JFCOM brings virtual world closer to home

After modeling every building in Baghdad in virtual space, U.S. Joint Forces Command is turning its technology and attention to a much closer location: the Tidewater area of Southern Virginia. JFCOM will soon begin using its highly advanced modeling and simulation environment for homeland security scenarios.

Noble Resolve, a series of experiments beginning April 23 in Suffolk, Va., is a follow-on to the Urban Resolve experiments JFCOM ran in 2006. The effort will bring together JFCOM, Northern Command, the Homeland Security Department and the commonwealth of Virginia to model responses to a terrorist attack. Scenarios involve a 10-kiloton nuclear bomb headed to Virginia from a foreign country.

“We’re taking what we learned with the overseas environment and bringing that back to the U.S.,” said Navy Capt. John Kersh, head of the Joint Innovation and Experimentation Directorate’s Joint Context and Homeland Defense Department. JFCOM’s Unified Quest 2006 war game also shaped Noble Resolve by identifying issues associated with a “loose nuke” coming from overseas, he said.

Noble Resolve will examine how to deter, prevent and respond to a nuclear attack on the United States. At one point in the experiments, the bomb will explode inside the simulation, Kersh said. Noble Resolve will also strive to create processes for interactions among local, state, national and international officials, he added.

In 2006, JFCOM led the Urban Resolve 2015 experiments. The largest modeling and simulation system ever built, UR2015 included more than 2 million individually simulated objects interacting in Baghdad in the year 2015. UR2015 was used to test current, future, and experimental strategies and technologies for fighting in an urban environment based on present and anticipated threats.

UR2015 brought together dozens of military simulations in a federated architecture. The Army’s Omni Fusion simulation, which models their Future Combat System, was part of UR2015. Northern Command will follow the same inclusive, open approach.

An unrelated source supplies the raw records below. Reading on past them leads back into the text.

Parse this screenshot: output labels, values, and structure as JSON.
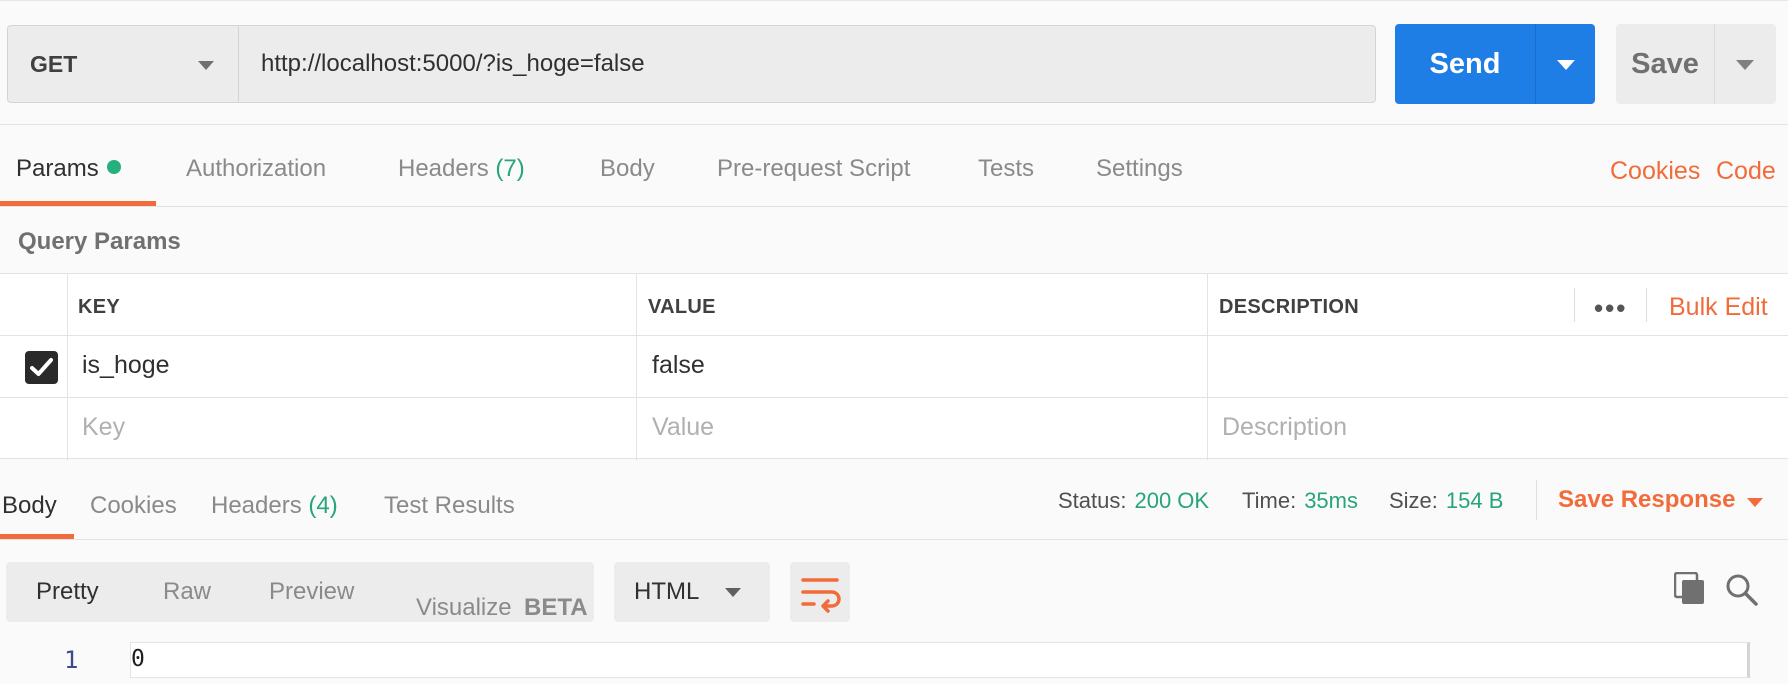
{
  "request": {
    "method": "GET",
    "url": "http://localhost:5000/?is_hoge=false",
    "send_label": "Send",
    "save_label": "Save"
  },
  "tabs": [
    {
      "label": "Params",
      "active": true
    },
    {
      "label": "Authorization"
    },
    {
      "label": "Headers",
      "count": "(7)"
    },
    {
      "label": "Body"
    },
    {
      "label": "Pre-request Script"
    },
    {
      "label": "Tests"
    },
    {
      "label": "Settings"
    }
  ],
  "right_links": {
    "cookies": "Cookies",
    "code": "Code"
  },
  "query": {
    "title": "Query Params",
    "headers": {
      "key": "KEY",
      "value": "VALUE",
      "description": "DESCRIPTION"
    },
    "bulk_edit": "Bulk Edit",
    "more": "•••",
    "rows": [
      {
        "checked": true,
        "key": "is_hoge",
        "value": "false",
        "description": ""
      }
    ],
    "placeholders": {
      "key": "Key",
      "value": "Value",
      "description": "Description"
    }
  },
  "response": {
    "tabs": [
      {
        "label": "Body",
        "active": true
      },
      {
        "label": "Cookies"
      },
      {
        "label": "Headers",
        "count": "(4)"
      },
      {
        "label": "Test Results"
      }
    ],
    "status_label": "Status:",
    "status_value": "200 OK",
    "time_label": "Time:",
    "time_value": "35ms",
    "size_label": "Size:",
    "size_value": "154 B",
    "save_response": "Save Response",
    "views": [
      "Pretty",
      "Raw",
      "Preview",
      "Visualize"
    ],
    "beta": "BETA",
    "format": "HTML",
    "lines": [
      {
        "no": "1",
        "text": "0"
      }
    ]
  },
  "colors": {
    "accent": "#f26b3a",
    "send": "#1f7ee6",
    "success": "#26a57a"
  }
}
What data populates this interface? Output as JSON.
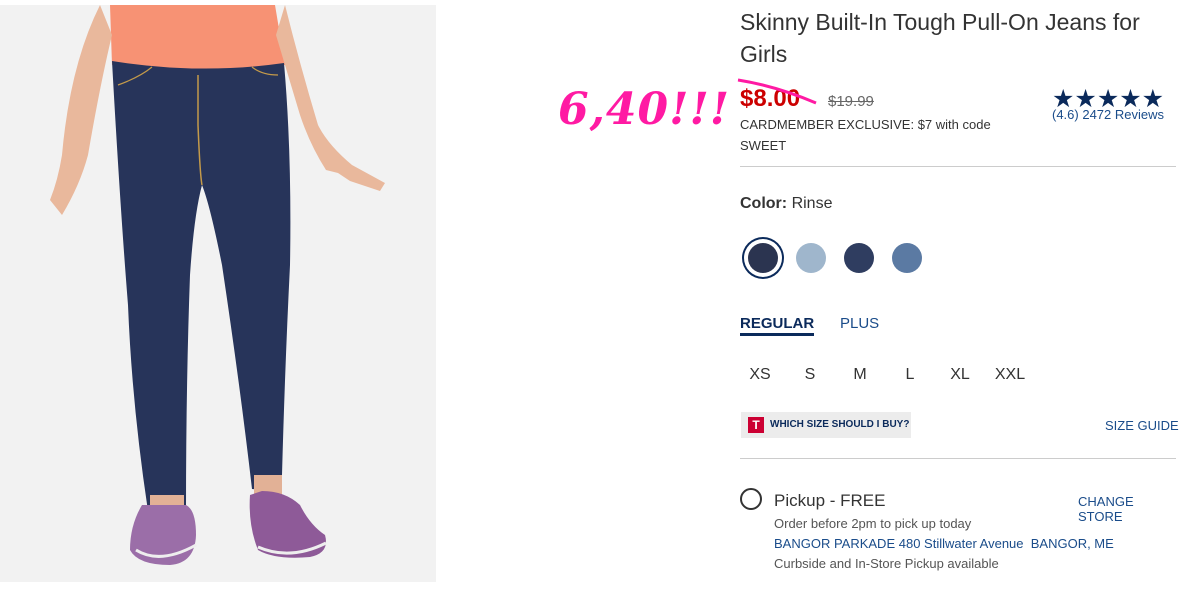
{
  "product": {
    "title": "Skinny Built-In Tough Pull-On Jeans for Girls",
    "sale_price": "$8.00",
    "original_price": "$19.99",
    "promo": "CARDMEMBER EXCLUSIVE: $7 with code SWEET",
    "rating_stars": "★★★★★",
    "rating_value": 4.6,
    "rating_text": "(4.6) 2472 Reviews"
  },
  "annotation": "6,40!!!",
  "color": {
    "label": "Color:",
    "selected": "Rinse",
    "swatches": [
      {
        "name": "Rinse",
        "hex": "#2b3450",
        "selected": true
      },
      {
        "name": "Light Wash",
        "hex": "#9fb6cc",
        "selected": false
      },
      {
        "name": "Dark Wash",
        "hex": "#2f3d60",
        "selected": false
      },
      {
        "name": "Medium Wash",
        "hex": "#5b7aa3",
        "selected": false
      }
    ]
  },
  "fit": {
    "active": "REGULAR",
    "other": "PLUS"
  },
  "sizes": [
    "XS",
    "S",
    "M",
    "L",
    "XL",
    "XXL"
  ],
  "size_help": {
    "badge": "T",
    "label": "WHICH SIZE SHOULD I BUY?",
    "guide": "SIZE GUIDE"
  },
  "pickup": {
    "label": "Pickup - FREE",
    "change": "CHANGE STORE",
    "order_note": "Order before 2pm to pick up today",
    "store": "BANGOR PARKADE 480 Stillwater Avenue  BANGOR, ME",
    "availability": "Curbside and In-Store Pickup available"
  },
  "colors": {
    "sale": "#cc0000",
    "brand_navy": "#0b2a5b",
    "link": "#1a4c8a",
    "annotation": "#ff1aa3"
  }
}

Under the architecture, new simulations can be added to increase the system’s overall power. For example, the system could also predict damage from floods and hurricanes using the Defense Threat Reduction Agency’s blast effects model, officials said.

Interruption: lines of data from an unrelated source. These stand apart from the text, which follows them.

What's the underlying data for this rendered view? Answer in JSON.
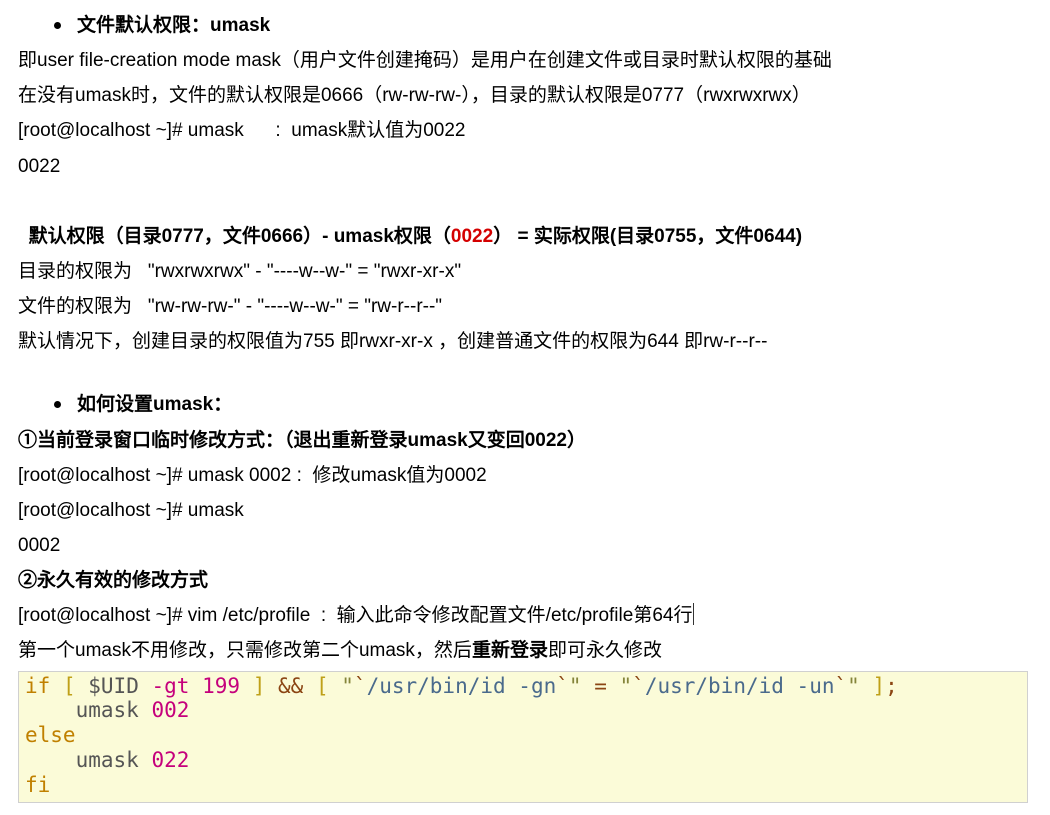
{
  "bullet1": "文件默认权限：umask",
  "l1": "即user file-creation mode mask（用户文件创建掩码）是用户在创建文件或目录时默认权限的基础",
  "l2": "在没有umask时，文件的默认权限是0666（rw-rw-rw-），目录的默认权限是0777（rwxrwxrwx）",
  "l3": "[root@localhost ~]# umask      :  umask默认值为0022",
  "l4": "0022",
  "formula_a": "默认权限（目录0777，文件0666）- umask权限（",
  "formula_red": "0022",
  "formula_b": "） = 实际权限(目录0755，文件0644)",
  "l6": "目录的权限为   \"rwxrwxrwx\" - \"----w--w-\" = \"rwxr-xr-x\"",
  "l7": "文件的权限为   \"rw-rw-rw-\" - \"----w--w-\" = \"rw-r--r--\"",
  "l8": "默认情况下，创建目录的权限值为755 即rwxr-xr-x ，创建普通文件的权限为644 即rw-r--r--",
  "bullet2": "如何设置umask：",
  "l10": "①当前登录窗口临时修改方式：（退出重新登录umask又变回0022）",
  "l11": "[root@localhost ~]# umask 0002 :  修改umask值为0002",
  "l12": "[root@localhost ~]# umask",
  "l13": "0002",
  "l14": "②永久有效的修改方式",
  "l15": "[root@localhost ~]# vim /etc/profile  :  输入此命令修改配置文件/etc/profile第64行",
  "l16a": "第一个umask不用修改，只需修改第二个umask，然后",
  "l16b": "重新登录",
  "l16c": "即可永久修改",
  "code": {
    "if": "if",
    "lb1": "[",
    "rb1": "]",
    "uid": "$UID",
    "gt": "-gt",
    "n199": "199",
    "and": "&&",
    "lb2": "[",
    "str_open1": "\"",
    "bt_open1": "`",
    "path_gn": "/usr/bin/id -gn",
    "bt_close1": "`",
    "str_close1": "\"",
    "eqs": "=",
    "str_open2": "\"",
    "bt_open2": "`",
    "path_un": "/usr/bin/id -un",
    "bt_close2": "`",
    "str_close2": "\"",
    "rb2": "]",
    "semi": ";",
    "umask1": "umask",
    "v002": "002",
    "else": "else",
    "umask2": "umask",
    "v022": "022",
    "fi": "fi"
  }
}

“We’re associating all of these modeling and simulating [techniques] for homeland defense… we’re building a confederation,” Kersh said.

Key to Urban Resolve and Noble Resolve is a technology called the Synthetic Environment for Analysis and Simulation that was developed by a team at Purdue University. SEAS attempts to model nonkinetic effects of military operations in a civilian setting, or PMESII factors. The acronym stands for political, military, economic, social, infrastructure and information effects.

The first part of Noble Resolve will take place between April 23 and 27. In August, Noble Resolve 2 will coordinate with officials in Oregon to model a nuclear attack on Portland. Both efforts are in preparation for DHS' Top Officials exercise in October.

JFCOM officials have said they plan to build intricate models of more cities. The goal is a fully functioning virtual model of the entire world, known as the Sentient Worldwide Simulation. The simulation, still in the conceptual stage, is envisioned as a “synthetic mirror of the real world” that will automatically follow real events in real time, according to the concept paper.

Featured

  • Defense
    Ryan D. McCarthy being sworn in as Army Secretary Oct. 10, 2019. (Photo credit: Sgt. Dana Clarke/U.S. Army)

    Army wants to spend nearly $1B on cloud, data by 2025

    Army Secretary Ryan McCarthy said lack of funding or a potential delay in the JEDI cloud bid "strikes to the heart of our concern."

  • Congress
    Rep. Jim Langevin (D-R.I.) at the Hack the Capitol conference Sept. 20, 2018

    Jim Langevin's view from the Hill

    As chairman of of the Intelligence and Emerging Threats and Capabilities subcommittee of the House Armed Services Committe and a member of the House Homeland Security Committee, Rhode Island Democrat Jim Langevin is one of the most influential voices on cybersecurity in Congress.

Stay Connected

FCW INSIDER

Sign up for our newsletter.

I agree to this site's Privacy Policy.